suddenly does a fade-out in the middle of a QSO. The air goes completely dead in a matter of seconds. Sometimes it
stays dead for several hours; sometimes for only a short while. The result is unpredictable, intermittent
communication. We usually blamed the northern lights for this phenomenon. In fact, we blamed the aurora for almost
every radio trouble - including power failure!
Iceland is cold and stormy in the winter months - and so is
the North Atlantic! No one knows this better than Lt. James A. Shanks, W9JCI, who spent several hours in a small
lifeboat after his ship was torpedoed somewhere off the coast of Iceland. The torpedo hit during the early morning
hours, in pitch dark and bitter cold. The ship listed badly but Lt. Shanks and other passengers launched lifeboats
before the ship went down. They drifted in darkness through the rough seas for over four hours. Soaked to the skin
by spray, by dawn they were nearly frozen. W9JCI almost qualified for Silent Keys before their flares were sighted
by a Coast Guard cutter.
Another Signal Corpsman, Lt. William Valentine, was aboard the ship with W9JCI. When the torpedo struck he made
his way below deck to the sick bay to help get the patients into the lifeboats. Disregarding his own safety,
Valentine stayed aboard until all the launchable boats were filled. By then the ship was sinking fast. A few
seconds before it went down Valentine climbed to the bridge, cut loose a small life raft, and slid with it into
the sea. He was picked up several hours later, nearly dead from exposure and fatigue - but on the raft with him
were three other survivors he had fished from the sea. Upon reaching Iceland Lt. Valentine was awarded the

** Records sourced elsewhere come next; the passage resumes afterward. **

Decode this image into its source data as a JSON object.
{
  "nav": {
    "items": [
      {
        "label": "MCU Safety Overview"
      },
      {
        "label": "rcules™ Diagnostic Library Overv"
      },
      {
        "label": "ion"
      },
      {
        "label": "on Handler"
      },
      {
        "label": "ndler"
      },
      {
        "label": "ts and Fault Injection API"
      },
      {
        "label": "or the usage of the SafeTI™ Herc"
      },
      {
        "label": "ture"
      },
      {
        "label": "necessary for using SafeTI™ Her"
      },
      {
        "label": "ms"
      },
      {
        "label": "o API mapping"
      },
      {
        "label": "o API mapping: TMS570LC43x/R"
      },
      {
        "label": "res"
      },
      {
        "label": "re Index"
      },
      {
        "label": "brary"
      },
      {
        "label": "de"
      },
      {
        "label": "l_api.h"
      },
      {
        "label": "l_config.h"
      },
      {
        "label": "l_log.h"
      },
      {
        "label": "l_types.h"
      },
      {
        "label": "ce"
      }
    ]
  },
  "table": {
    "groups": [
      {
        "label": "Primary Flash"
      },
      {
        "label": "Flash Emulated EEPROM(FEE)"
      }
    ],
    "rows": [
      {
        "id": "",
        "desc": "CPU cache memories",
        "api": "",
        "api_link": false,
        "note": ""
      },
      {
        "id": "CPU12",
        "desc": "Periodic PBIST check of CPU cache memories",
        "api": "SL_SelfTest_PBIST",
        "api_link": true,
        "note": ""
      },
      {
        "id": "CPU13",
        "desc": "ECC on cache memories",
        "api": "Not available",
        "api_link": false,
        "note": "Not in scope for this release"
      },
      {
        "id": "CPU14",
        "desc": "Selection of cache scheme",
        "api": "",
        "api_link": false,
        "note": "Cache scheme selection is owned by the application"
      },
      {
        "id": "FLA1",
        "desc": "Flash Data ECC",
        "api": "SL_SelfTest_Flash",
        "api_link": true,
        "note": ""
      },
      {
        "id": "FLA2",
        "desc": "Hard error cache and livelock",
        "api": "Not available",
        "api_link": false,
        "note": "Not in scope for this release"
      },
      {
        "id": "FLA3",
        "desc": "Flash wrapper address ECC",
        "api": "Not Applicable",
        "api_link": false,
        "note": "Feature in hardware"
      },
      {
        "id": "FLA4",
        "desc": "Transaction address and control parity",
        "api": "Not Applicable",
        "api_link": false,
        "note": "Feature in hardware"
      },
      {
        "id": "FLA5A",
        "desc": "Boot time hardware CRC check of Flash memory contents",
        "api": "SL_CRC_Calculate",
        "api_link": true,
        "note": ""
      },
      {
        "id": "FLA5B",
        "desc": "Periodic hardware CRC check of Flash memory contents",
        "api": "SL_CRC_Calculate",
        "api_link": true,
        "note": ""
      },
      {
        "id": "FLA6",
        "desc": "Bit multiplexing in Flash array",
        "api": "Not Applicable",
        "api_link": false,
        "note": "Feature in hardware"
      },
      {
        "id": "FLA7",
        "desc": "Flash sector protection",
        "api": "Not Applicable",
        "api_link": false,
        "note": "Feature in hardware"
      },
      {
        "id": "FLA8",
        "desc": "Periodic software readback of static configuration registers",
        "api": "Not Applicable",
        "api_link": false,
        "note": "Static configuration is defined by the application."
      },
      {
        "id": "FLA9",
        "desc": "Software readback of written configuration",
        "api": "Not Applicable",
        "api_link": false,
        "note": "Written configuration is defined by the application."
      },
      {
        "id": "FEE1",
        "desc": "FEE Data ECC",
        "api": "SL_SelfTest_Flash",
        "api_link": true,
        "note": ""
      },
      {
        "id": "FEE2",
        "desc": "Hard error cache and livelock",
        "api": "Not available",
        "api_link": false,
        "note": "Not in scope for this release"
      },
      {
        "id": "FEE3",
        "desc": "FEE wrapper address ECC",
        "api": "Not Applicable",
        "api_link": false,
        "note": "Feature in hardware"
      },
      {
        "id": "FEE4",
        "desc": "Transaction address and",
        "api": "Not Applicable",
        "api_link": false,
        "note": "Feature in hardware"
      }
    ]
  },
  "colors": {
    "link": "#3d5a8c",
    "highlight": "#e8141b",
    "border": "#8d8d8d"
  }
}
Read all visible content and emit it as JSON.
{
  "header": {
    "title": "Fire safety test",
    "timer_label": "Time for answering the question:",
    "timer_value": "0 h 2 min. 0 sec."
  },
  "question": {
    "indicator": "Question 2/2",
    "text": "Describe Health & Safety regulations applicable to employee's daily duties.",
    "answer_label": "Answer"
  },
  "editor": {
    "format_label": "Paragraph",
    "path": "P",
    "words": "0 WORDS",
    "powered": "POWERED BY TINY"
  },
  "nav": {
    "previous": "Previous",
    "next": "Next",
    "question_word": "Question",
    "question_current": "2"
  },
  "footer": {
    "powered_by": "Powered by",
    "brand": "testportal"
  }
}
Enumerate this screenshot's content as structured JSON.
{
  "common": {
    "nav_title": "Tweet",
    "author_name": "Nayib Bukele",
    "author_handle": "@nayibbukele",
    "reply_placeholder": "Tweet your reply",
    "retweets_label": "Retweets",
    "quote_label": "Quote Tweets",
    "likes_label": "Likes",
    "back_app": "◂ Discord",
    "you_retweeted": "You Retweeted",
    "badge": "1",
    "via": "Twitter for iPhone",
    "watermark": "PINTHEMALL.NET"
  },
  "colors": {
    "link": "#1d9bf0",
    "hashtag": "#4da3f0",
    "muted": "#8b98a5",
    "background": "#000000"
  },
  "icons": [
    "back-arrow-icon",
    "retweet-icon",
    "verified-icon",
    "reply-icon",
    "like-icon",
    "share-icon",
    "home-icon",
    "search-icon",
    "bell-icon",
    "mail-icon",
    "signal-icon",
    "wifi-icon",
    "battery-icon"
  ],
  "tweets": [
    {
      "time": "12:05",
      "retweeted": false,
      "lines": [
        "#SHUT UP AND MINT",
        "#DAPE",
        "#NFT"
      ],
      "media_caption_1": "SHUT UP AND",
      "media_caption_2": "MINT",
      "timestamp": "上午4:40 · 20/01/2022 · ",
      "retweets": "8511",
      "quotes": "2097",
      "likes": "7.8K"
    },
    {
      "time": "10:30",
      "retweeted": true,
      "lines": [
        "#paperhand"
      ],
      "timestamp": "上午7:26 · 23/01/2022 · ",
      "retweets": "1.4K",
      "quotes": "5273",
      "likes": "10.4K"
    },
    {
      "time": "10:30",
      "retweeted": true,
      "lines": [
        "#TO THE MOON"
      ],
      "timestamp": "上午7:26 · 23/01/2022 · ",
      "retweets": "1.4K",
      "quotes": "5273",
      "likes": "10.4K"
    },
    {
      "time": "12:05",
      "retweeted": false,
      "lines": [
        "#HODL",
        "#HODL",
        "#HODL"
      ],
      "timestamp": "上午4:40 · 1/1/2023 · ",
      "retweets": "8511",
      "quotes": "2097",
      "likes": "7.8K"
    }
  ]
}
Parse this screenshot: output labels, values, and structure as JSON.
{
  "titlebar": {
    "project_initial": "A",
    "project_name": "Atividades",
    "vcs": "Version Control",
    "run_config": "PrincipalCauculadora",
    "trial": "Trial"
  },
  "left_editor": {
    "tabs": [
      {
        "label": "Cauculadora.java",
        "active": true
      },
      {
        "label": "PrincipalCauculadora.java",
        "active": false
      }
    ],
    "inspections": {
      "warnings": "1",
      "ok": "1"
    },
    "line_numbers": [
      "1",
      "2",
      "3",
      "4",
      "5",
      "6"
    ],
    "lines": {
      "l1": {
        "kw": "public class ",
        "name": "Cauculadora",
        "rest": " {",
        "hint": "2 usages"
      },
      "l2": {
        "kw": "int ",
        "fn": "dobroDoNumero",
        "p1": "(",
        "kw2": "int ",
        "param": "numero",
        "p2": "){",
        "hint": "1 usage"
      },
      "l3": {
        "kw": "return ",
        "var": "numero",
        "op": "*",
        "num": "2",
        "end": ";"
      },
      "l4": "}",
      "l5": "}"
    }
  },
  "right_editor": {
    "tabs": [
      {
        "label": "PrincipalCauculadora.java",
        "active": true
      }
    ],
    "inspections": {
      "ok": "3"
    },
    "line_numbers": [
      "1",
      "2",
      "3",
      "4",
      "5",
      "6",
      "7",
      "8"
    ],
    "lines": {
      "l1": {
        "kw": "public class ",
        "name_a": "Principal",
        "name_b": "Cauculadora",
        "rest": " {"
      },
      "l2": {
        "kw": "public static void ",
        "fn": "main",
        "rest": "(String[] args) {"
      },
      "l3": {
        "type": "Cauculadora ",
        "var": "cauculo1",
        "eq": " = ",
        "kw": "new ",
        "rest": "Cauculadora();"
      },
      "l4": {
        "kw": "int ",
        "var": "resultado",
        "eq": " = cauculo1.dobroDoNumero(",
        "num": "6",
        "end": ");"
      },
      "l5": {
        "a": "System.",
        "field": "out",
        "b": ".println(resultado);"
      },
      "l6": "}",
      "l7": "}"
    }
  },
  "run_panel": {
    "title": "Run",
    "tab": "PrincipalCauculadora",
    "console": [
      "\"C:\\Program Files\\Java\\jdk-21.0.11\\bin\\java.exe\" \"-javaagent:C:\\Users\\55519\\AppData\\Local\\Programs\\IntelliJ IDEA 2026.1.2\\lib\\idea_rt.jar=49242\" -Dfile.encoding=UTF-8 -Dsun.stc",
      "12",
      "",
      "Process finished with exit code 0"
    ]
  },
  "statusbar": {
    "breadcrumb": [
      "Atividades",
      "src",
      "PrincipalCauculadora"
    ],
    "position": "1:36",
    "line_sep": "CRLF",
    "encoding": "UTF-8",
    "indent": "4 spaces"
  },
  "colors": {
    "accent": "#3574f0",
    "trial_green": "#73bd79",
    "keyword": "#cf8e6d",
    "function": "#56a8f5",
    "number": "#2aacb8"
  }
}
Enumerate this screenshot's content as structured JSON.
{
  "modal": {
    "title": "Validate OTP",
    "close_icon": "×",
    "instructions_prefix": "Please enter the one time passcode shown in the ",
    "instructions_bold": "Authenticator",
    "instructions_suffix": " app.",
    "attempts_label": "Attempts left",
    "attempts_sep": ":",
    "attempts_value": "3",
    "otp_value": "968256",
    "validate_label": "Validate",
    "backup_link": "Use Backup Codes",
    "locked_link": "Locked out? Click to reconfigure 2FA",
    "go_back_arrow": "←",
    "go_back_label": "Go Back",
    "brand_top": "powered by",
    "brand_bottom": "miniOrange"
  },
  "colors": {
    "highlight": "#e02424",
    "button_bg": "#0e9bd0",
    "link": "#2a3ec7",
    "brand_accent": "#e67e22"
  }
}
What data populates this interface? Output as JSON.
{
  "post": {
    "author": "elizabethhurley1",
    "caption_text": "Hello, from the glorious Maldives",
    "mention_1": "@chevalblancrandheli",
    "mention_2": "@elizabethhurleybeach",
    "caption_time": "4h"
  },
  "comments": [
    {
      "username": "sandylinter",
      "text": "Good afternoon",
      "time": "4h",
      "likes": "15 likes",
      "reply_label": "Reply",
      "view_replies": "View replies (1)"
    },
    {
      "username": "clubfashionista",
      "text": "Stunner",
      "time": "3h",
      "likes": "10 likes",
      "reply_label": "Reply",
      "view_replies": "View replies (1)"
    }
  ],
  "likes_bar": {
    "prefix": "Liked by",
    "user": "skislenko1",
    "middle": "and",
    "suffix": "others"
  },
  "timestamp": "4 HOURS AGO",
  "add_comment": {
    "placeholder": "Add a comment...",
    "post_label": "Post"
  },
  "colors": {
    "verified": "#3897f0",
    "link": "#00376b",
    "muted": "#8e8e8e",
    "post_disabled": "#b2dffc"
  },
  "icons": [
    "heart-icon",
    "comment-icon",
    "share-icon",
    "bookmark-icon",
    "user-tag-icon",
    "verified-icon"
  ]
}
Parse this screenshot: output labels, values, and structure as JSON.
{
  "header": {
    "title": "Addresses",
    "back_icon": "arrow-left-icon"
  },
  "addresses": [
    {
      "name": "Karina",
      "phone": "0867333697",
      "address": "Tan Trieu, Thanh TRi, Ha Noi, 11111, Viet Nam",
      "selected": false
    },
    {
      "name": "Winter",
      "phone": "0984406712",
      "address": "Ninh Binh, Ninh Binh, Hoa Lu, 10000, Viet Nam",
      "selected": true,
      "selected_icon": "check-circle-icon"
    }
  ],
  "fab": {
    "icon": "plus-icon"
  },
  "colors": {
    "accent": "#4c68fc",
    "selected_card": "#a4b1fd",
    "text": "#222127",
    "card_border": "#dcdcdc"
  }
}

Soldiers' Medal. His citation read "for extraordinary heroism" - and justly so.
However, Iceland isn't
always a land of ice and snow. In the summer it is a beautiful place where the sun shines twenty-three hours each
day. The Icelanders are an intelligent, progressive people. Indeed, at times I felt they were a bit too
progressive. Once I paid 20 kronur for a bunch . of grapes. To satisfy my curiosity, I counted the individual
grapes and divided by the rate of exchange. They had cost me the equivalent of ten cents each! Another time I
bought a genuine hand-made Icelandic souvenir in a curio store. It seemed a steal at 150 kronur ($10.00) - until I
found, marked inconspicuously on the bottom, the label "Made in U. S. A."
Icelandic hams seemed to be a
scarce in person as they used to be on the air. Unscrupulous DXer that I am, if I could have found one I'd have
tried to snare a QSL card - or at least arrange a postwar schedule. In the past I've spent many fruitless hours at
Babler Park in St. Louis County pounding out answers to Icelandic CQs on 14-Mc. c.w. But even in Iceland I
couldn't raise a TF.
There are other foreign hams whom I hope to meet in person while I am in Europe -
particularly ON4HC, whom I once talked to from W9JWJ at Ferguson, Mo. The fact that I couldn't work him on the
same band at home, with 300 watts as compared with W9JWJ's 30, is better not discussed. I think he discovered that
W9JWJ. is a YL and picked his QSO accordingly.
The following amateurs of VII Corps are currently living on
the German side of the Siegfried line:
W1BLO, Pvt. Eugene J. Gaumont, SC
W1GKJ, M/Sgt. Lionel Simon, SC
W4EVH, S/Sgt. Ralph Jenkins, SC
W4IDI, Cpl. Edward Talley, SC
W5FRP, Colonel John H. Sampson, FA
W5KHZ, CWO Hilton J. Allen, AUS
W8QMK. T/4 Chester E. Riker. FA
W8UBF, T /3 Mitchell A. Paniwozik, SC
W9MNS, T/3 Irving E. Olsen, SC
W9YVR-ex- W5GQQ, Capt. Alexander S. Turner, SC
K5AT, 1st Lt. Francis X.
K5GQO-ex-W2MAP-KA1US, WOJG, William R. Scott, AUS
OPLO, T/Sgt. Joseph T. Palm, SC
Obviously, the hams mentioned in this account represent only a fraction of the total of those doing their bit in
the ETO. Even in VII Corps undoubtedly there are other hams who have not been included but who have also
experienced the long, hard trek of VII Corps from the Normandy beachhead to the interior of Germany .